How to complete this task
Within the records that follow, find every line containing the string "icon". Copy those lines.

Dataset content Block Start

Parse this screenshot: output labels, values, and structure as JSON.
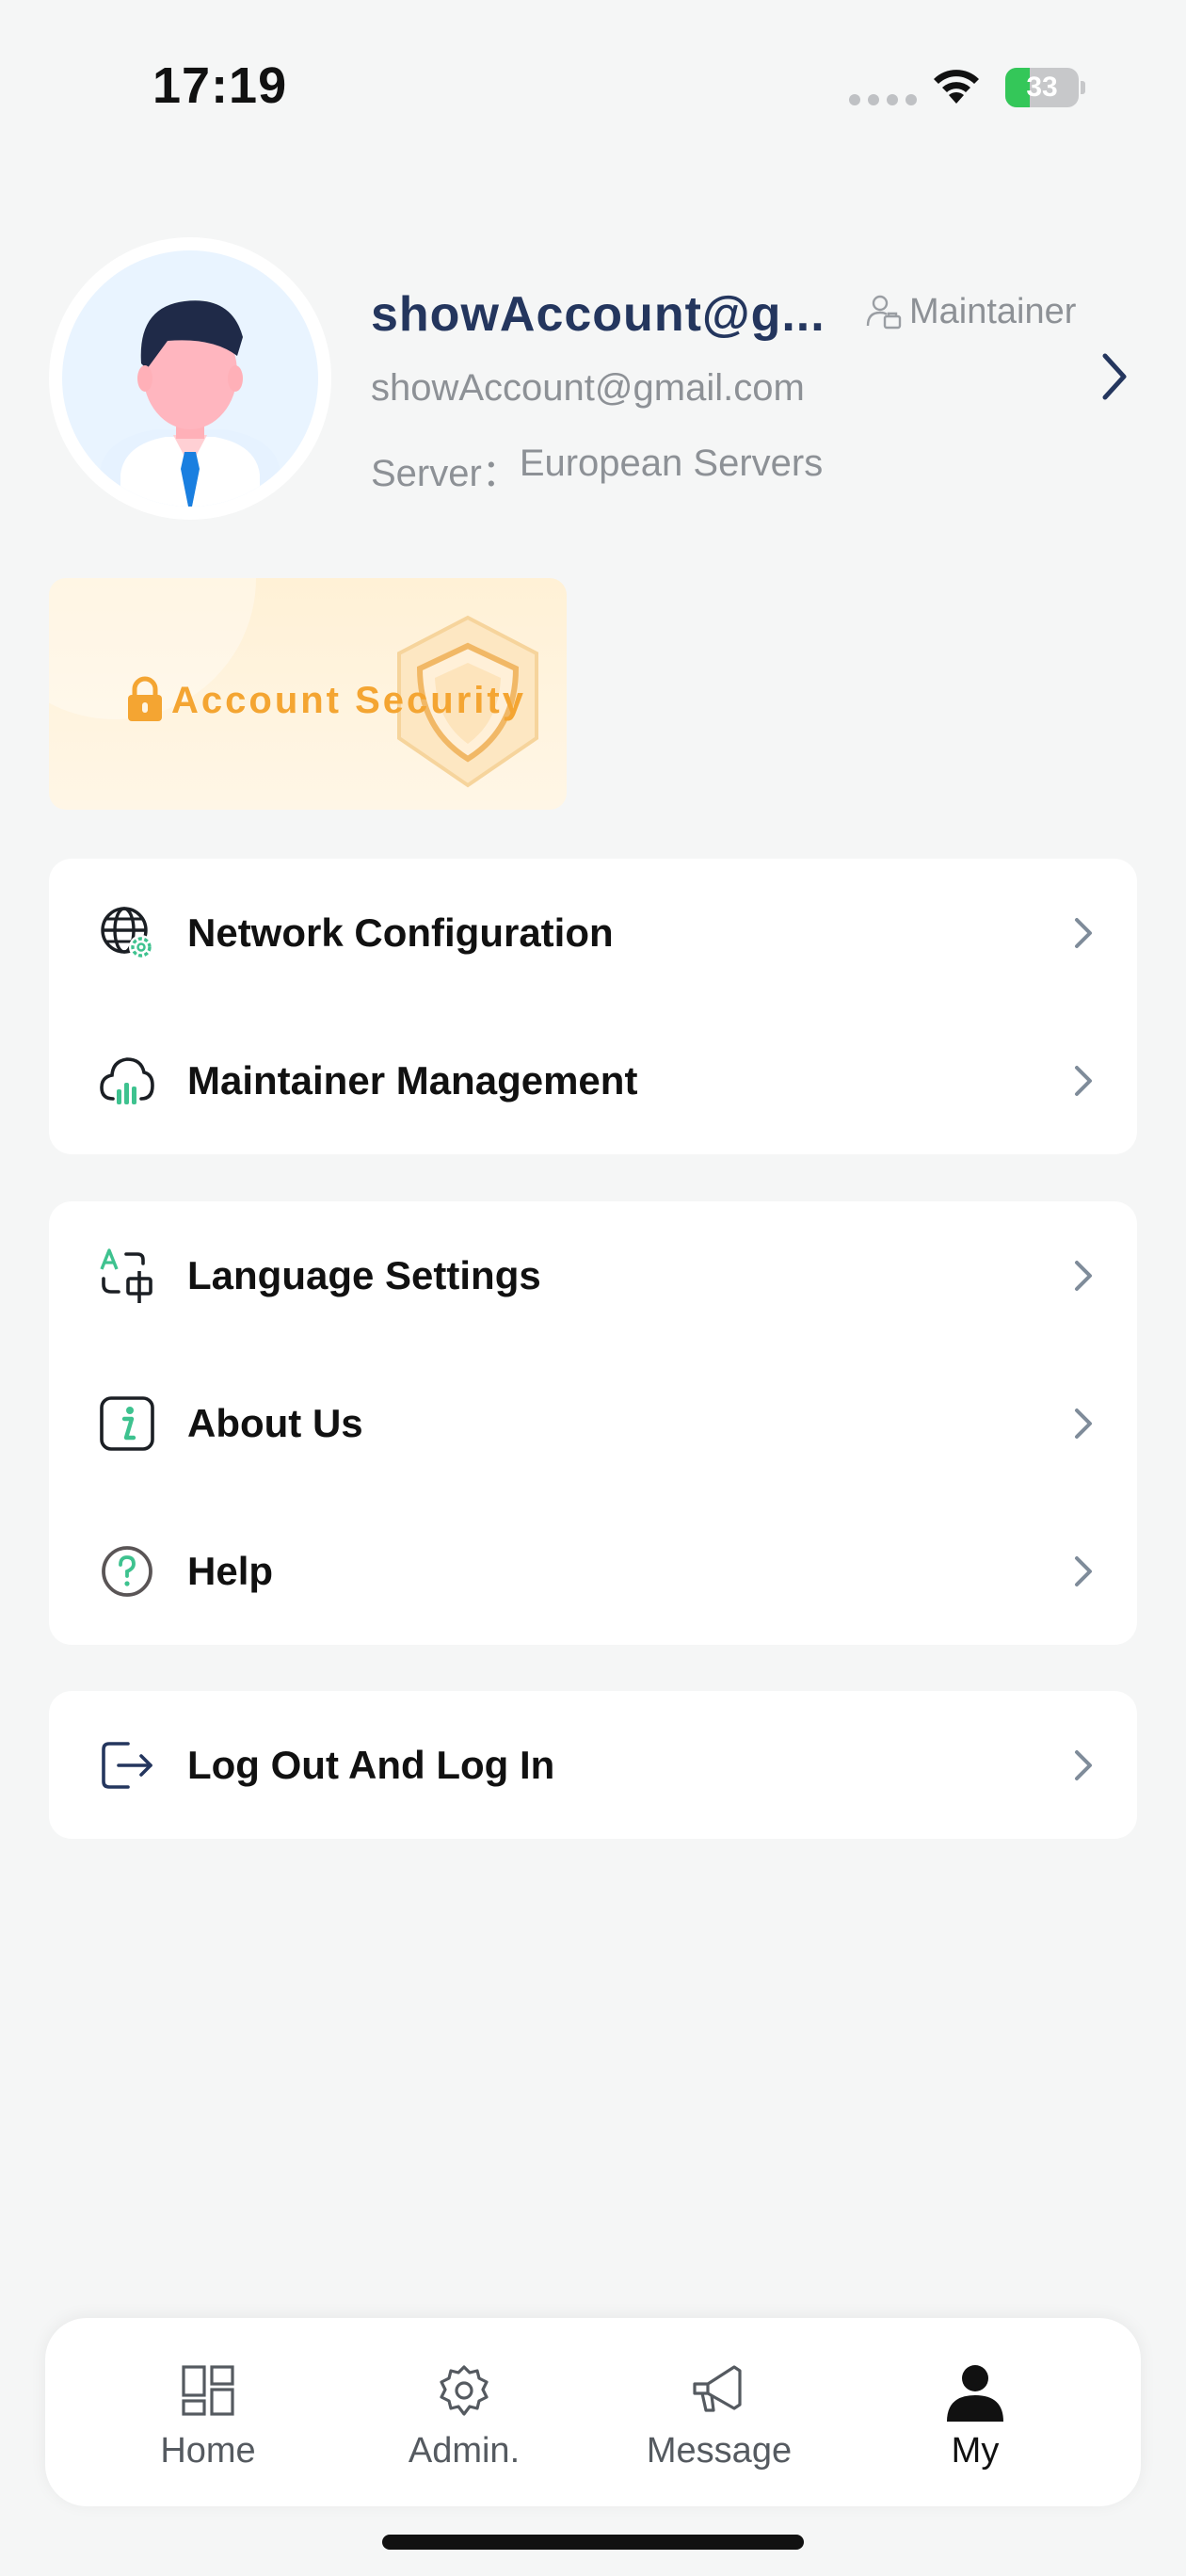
{
  "status_bar": {
    "time": "17:19",
    "battery": "33",
    "battery_level": 0.33
  },
  "profile": {
    "name": "showAccount@g...",
    "role": "Maintainer",
    "email": "showAccount@gmail.com",
    "server_label": "Server：",
    "server_value": "European Servers"
  },
  "security_card": {
    "label": "Account Security"
  },
  "menu_groups": [
    {
      "items": [
        {
          "label": "Network Configuration",
          "icon": "globe-gear-icon"
        },
        {
          "label": "Maintainer Management",
          "icon": "cloud-chart-icon"
        }
      ]
    },
    {
      "items": [
        {
          "label": "Language Settings",
          "icon": "translate-icon"
        },
        {
          "label": "About Us",
          "icon": "info-icon"
        },
        {
          "label": "Help",
          "icon": "help-icon"
        }
      ]
    },
    {
      "items": [
        {
          "label": "Log Out And Log In",
          "icon": "logout-icon"
        }
      ]
    }
  ],
  "tabbar": {
    "tabs": [
      {
        "label": "Home",
        "icon": "dashboard-icon",
        "active": false
      },
      {
        "label": "Admin.",
        "icon": "gear-icon",
        "active": false
      },
      {
        "label": "Message",
        "icon": "megaphone-icon",
        "active": false
      },
      {
        "label": "My",
        "icon": "person-icon",
        "active": true
      }
    ]
  },
  "colors": {
    "background": "#f5f6f6",
    "name": "#24365e",
    "secondary_text": "#8d9196",
    "accent_green": "#3ec28f",
    "security_orange": "#f4a532",
    "battery_green": "#34c759"
  }
}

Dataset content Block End

Solution below
          "icon": "globe-gear-icon"
          "icon": "cloud-chart-icon"
          "icon": "translate-icon"
          "icon": "info-icon"
          "icon": "help-icon"
          "icon": "logout-icon"
        "icon": "dashboard-icon",
        "icon": "gear-icon",
        "icon": "megaphone-icon",
        "icon": "person-icon",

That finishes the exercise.